The Joplin Globe, Joplin, MO

February 5, 2013

Habitat for Humanity completes five more homes in Joplin

By Ryan Richardson
news@joplinglobe.com

JOPLIN, Mo. — With empty lots, the remnants of foundations and the frames of houses in the infancy of their construction around them, members of Joplin Area Habitat for Humanity celebrated the completion of five new houses Tuesday afternoon.

Standing among the people on hand for the dedication ceremony for a home at 2411 S. Murphy Ave. were 21-year-old Dakota Wilson, the owner of the new home, and his mother, Michelle Wilson. They were next to a truck filled with the first load of furniture that they will move into their new home.

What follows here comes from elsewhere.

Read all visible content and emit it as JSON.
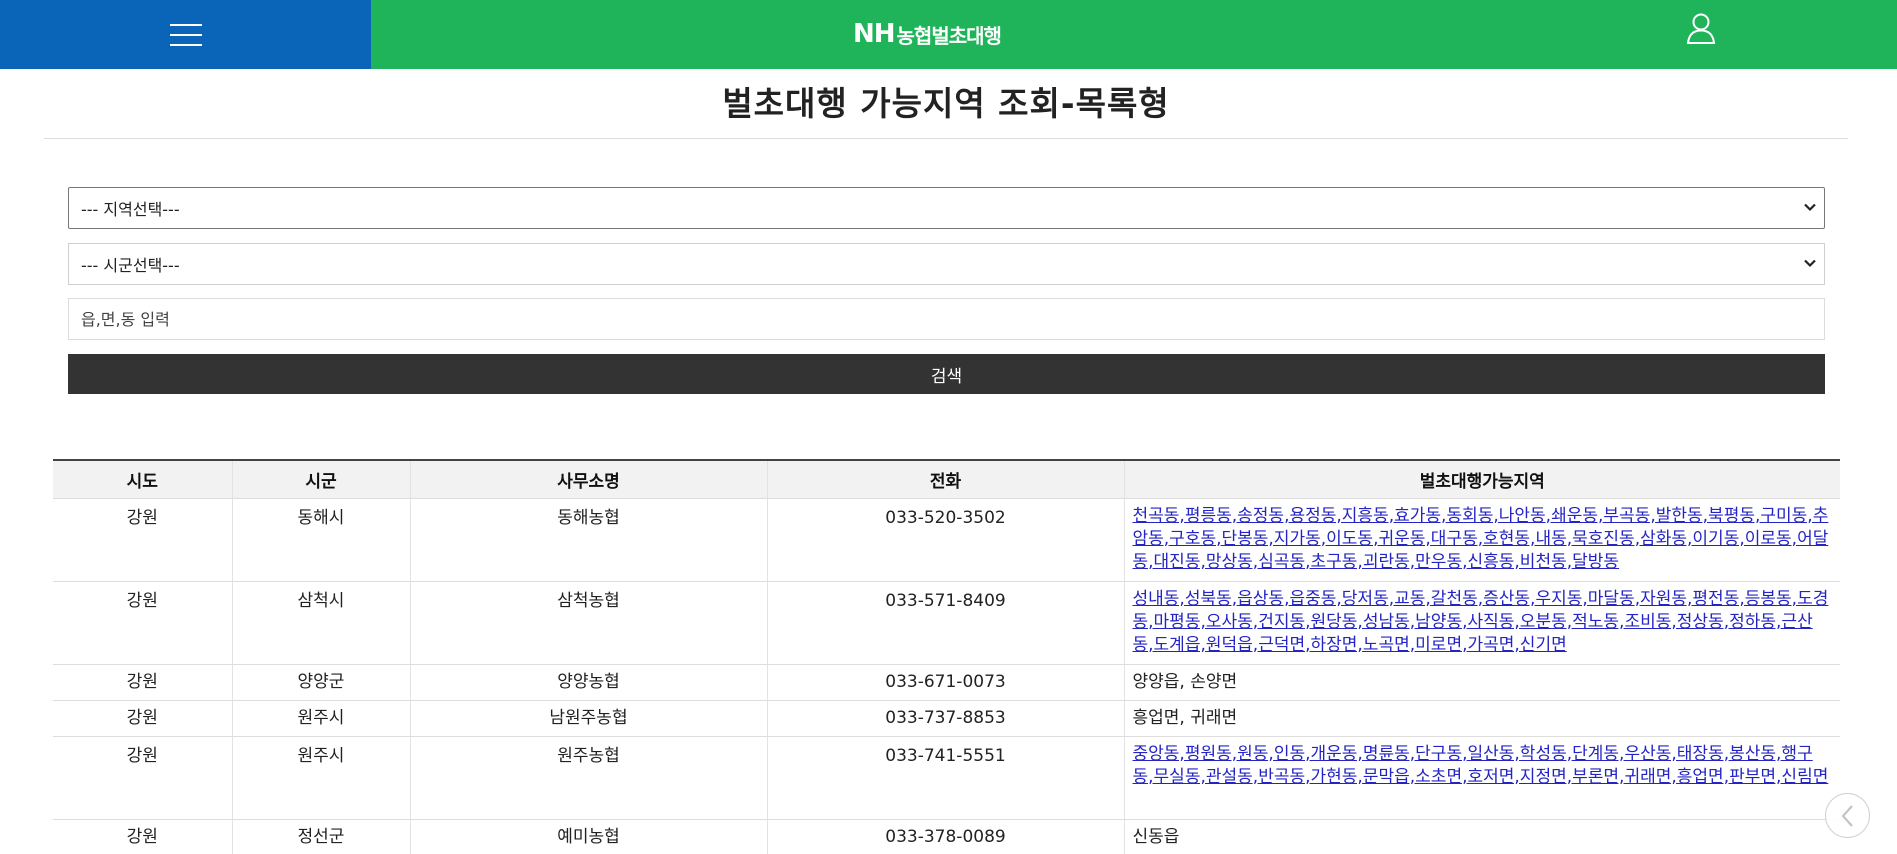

Tuesday marked a 20-month journey that landed Wilson in the newest Habitat for Humanity house. His residence at 20th Street and Connecticut Avenue was destroyed by the May 2011 tornado. Since then, the lifelong resident of Joplin has dealt with many people who were left without their homes since the tornado.

“This was a long process to get here since that day,” Wilson said. “We’ve moved a lot since the tornado, and we had to deal with where we could live until now. It really puts things at ease to walk into a home that you now own. We’re thankful and grateful that we are here now.”

Scott Clayton, director of Joplin Area Habitat for Humanity, said Tuesday’s celebration marked the opening of five new homes that are part of the Governor’s Joplin Challenge.

“There are two time periods for us — before and after the tornado,” Clayton said. “We were averaging three to four houses before the tornado, but with the outpouring of so many volunteers, we have managed to put up 52 new homes with 20 more under construction.”

The Governor’s Joplin Challenge was set up in 2012 by Gov. Jay Nixon to spur rebuilding efforts throughout the area. The original goal of the project was 35 homes throughout seven different neighborhoods in the destruction zone. Players, coaches and alumni from Missouri sports teams joined in the effort, including the St. Louis Blues, who volunteered last summer at Wilson’s home.

“It’s ironic that a team that plays hockey was here during the 106-degree work days,” Clayton said. “But without their help, along with the other teams that volunteered, we wouldn’t be as far along as we are today.”

Abby Evers, who represented Nixon’s office, commended the work that Habitat for Humanity has done in the area.

“We want to congratulate the new owners here today and the work that the Blues did here,” Evers said. “It’s amazing hearing the amount of homes that have been built and to see the new houses coming up. Habitat isn’t just building homes, they are building neighborhoods.”

For Wilson, the rebuilding is indicative of the perseverance of Joplin residents.

“I knew Joplin was strong, but I would have never thought it would come back this quick,” he said. “That’s the strength of the people here in the Midwest. That’s Joplin strong.”



Volunteer hours

AS PART OF THE AGREEMENT for the new owners, they are required to put in volunteer hours, or “sweat equity,” at Habitat for Humanity projects. Ashli Robinson, a recipient of one of the new Habitat homes, said she put in the required 300 volunteer hours with her two children, Garren, 7, and Jadyn, 13.

“WE TOOK PRIDE in helping others, and it made us appreciate that much more the house that we are moving into,” Robinson said. “We’ve become family with the other volunteers on these projects. This is something that we will keep volunteering for.”